Available records START

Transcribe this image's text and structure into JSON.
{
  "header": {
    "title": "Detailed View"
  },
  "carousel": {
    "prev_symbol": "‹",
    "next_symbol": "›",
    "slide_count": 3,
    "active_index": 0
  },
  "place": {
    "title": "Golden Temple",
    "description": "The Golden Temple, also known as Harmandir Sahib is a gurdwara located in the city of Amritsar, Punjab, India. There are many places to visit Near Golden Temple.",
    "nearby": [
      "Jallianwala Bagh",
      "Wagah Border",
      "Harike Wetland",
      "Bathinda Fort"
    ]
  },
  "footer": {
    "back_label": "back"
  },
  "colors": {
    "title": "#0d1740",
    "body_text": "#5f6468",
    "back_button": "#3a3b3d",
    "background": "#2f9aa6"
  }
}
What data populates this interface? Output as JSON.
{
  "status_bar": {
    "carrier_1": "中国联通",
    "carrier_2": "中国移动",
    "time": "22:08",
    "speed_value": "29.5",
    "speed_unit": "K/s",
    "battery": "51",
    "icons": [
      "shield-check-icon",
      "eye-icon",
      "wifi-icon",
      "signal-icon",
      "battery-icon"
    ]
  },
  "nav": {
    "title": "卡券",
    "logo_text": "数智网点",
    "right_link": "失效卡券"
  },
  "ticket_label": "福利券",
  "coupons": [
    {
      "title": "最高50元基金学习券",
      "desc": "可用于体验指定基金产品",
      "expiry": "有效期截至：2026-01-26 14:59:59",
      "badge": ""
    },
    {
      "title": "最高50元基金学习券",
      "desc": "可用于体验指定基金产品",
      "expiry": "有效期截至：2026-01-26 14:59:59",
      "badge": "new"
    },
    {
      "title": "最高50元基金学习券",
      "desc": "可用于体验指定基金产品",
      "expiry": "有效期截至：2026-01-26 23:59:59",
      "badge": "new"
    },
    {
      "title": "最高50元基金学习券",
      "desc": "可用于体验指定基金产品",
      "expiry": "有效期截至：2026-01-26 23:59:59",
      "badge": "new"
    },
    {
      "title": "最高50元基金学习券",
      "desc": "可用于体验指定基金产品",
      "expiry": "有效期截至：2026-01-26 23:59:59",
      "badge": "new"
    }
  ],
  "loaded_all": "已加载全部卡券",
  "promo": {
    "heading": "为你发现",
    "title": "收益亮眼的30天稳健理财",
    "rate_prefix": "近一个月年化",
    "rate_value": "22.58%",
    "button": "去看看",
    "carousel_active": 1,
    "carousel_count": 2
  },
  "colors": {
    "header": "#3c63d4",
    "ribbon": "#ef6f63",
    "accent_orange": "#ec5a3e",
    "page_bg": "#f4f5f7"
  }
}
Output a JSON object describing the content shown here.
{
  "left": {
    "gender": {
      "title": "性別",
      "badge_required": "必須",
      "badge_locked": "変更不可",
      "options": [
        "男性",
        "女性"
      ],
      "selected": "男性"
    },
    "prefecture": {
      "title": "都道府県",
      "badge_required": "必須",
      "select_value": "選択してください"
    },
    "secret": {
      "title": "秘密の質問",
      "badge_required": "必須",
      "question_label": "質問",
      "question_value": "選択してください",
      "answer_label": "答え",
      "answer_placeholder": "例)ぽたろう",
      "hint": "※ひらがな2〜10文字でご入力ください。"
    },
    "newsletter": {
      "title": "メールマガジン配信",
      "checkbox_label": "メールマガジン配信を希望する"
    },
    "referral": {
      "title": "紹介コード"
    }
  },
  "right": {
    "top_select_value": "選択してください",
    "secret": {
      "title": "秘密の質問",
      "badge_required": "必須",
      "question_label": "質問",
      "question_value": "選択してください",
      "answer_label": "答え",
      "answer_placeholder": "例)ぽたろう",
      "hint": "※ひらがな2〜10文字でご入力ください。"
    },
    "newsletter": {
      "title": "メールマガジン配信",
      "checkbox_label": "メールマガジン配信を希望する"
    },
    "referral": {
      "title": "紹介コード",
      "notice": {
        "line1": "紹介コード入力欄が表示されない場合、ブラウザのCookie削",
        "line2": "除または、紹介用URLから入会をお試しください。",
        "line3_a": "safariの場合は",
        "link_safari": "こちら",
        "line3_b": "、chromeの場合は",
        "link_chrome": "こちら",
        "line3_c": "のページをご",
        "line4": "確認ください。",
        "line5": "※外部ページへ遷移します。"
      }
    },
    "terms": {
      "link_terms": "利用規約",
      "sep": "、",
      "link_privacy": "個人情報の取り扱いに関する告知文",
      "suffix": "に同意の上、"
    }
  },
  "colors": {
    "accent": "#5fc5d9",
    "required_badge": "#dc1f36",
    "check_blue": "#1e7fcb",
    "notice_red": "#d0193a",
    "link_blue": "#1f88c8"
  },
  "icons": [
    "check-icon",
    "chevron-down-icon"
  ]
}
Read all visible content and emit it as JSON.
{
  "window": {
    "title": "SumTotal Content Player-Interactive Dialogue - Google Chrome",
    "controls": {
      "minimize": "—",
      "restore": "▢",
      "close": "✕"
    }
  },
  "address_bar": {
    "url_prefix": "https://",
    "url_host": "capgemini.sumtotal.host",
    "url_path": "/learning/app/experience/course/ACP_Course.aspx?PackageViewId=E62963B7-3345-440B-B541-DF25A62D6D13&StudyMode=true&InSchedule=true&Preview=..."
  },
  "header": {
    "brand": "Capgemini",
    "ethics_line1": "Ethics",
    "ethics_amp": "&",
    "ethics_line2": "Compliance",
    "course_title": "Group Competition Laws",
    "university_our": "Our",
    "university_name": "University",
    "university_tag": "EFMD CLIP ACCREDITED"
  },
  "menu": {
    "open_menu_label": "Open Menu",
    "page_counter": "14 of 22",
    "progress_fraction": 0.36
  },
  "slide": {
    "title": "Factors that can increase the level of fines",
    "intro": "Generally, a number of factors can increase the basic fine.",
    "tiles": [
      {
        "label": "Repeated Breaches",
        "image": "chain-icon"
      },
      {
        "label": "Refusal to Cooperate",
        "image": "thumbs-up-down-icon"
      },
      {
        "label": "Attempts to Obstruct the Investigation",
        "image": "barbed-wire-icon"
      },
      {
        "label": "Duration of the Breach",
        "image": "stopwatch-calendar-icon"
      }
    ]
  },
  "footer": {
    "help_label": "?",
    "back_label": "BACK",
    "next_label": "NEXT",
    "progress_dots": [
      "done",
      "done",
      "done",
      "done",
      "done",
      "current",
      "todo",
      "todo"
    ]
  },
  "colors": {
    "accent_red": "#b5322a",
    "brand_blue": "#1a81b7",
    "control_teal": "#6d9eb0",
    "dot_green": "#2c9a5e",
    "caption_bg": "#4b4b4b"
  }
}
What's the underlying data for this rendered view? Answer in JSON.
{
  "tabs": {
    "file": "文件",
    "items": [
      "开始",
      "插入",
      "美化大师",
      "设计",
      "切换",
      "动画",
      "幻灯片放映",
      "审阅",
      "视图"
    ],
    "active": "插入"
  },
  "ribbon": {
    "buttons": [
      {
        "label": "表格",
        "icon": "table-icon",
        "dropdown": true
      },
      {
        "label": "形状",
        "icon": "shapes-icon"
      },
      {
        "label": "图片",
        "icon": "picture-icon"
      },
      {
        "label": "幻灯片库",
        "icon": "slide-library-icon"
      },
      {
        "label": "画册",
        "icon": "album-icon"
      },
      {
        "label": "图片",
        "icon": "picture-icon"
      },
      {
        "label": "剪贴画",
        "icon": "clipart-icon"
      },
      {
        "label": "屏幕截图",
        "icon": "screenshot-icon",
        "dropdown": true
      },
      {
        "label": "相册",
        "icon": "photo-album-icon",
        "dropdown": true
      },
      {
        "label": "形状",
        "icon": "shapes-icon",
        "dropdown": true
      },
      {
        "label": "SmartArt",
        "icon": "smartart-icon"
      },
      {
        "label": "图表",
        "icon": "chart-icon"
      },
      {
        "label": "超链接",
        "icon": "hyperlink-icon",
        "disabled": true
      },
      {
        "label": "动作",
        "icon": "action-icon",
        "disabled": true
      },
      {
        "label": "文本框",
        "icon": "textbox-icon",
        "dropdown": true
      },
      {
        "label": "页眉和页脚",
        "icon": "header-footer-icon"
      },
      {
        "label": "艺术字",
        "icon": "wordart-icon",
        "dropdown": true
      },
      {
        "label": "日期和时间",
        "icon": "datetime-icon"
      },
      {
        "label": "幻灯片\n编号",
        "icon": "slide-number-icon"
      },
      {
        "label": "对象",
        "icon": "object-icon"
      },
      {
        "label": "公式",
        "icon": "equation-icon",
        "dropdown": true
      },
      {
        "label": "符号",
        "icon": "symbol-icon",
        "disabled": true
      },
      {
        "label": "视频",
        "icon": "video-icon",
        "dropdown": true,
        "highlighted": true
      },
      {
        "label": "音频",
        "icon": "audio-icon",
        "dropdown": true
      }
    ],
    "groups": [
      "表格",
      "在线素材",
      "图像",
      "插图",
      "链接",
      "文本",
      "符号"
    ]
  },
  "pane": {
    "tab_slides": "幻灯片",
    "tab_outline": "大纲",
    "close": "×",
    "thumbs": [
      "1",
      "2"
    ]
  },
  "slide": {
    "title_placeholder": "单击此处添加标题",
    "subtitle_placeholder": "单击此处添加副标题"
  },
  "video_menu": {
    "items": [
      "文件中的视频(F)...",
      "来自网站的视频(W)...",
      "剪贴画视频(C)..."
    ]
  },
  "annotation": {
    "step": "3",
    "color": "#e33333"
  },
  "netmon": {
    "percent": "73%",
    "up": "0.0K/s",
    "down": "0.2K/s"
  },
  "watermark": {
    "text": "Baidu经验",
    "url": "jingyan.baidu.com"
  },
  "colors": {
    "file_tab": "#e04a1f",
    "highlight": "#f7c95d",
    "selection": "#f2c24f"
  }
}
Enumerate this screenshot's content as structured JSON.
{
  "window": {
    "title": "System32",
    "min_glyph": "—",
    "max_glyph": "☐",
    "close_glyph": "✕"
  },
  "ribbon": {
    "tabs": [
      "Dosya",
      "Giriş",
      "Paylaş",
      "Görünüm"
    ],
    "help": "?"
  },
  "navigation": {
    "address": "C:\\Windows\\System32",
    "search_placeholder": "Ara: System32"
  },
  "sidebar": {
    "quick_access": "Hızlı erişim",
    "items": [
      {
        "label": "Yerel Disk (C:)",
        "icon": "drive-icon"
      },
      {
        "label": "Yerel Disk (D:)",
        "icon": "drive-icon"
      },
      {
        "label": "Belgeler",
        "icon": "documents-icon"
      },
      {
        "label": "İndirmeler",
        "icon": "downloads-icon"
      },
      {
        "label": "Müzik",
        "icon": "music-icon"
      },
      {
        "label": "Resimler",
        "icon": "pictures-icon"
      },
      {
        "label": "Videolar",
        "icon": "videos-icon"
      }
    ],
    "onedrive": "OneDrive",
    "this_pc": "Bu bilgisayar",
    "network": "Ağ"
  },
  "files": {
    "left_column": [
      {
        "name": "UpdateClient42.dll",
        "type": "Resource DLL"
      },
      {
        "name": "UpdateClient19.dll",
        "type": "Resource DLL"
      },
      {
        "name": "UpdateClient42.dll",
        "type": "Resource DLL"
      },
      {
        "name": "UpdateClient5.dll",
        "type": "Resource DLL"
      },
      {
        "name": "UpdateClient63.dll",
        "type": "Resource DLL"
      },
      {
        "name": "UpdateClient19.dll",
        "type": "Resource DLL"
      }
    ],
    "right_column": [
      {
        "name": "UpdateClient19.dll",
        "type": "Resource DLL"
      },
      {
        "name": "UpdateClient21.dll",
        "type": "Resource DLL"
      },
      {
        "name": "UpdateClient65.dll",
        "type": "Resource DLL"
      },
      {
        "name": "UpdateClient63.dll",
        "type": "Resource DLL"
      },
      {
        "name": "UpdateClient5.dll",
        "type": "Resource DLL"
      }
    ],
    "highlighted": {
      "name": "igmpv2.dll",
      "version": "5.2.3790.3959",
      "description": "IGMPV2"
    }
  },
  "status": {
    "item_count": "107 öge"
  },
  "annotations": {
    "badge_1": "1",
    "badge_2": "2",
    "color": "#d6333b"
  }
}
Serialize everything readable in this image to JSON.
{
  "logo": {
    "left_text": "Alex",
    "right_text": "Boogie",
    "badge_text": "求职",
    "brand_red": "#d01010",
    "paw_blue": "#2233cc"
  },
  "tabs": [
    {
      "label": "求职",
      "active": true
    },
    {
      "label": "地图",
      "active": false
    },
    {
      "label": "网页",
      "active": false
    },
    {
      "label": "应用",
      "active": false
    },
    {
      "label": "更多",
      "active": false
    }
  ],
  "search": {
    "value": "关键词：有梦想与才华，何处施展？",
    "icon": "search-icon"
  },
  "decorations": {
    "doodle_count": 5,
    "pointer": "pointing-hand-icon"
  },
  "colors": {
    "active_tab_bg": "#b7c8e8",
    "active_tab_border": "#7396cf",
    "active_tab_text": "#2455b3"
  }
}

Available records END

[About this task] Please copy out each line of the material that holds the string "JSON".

[Expected answer]
Transcribe this image's text and structure into JSON.
What data populates this interface? Output as JSON.
Output a JSON object describing the content shown here.
Read all visible content and emit it as JSON.
What's the underlying data for this rendered view? Answer in JSON.
Enumerate this screenshot's content as structured JSON.
Serialize everything readable in this image to JSON.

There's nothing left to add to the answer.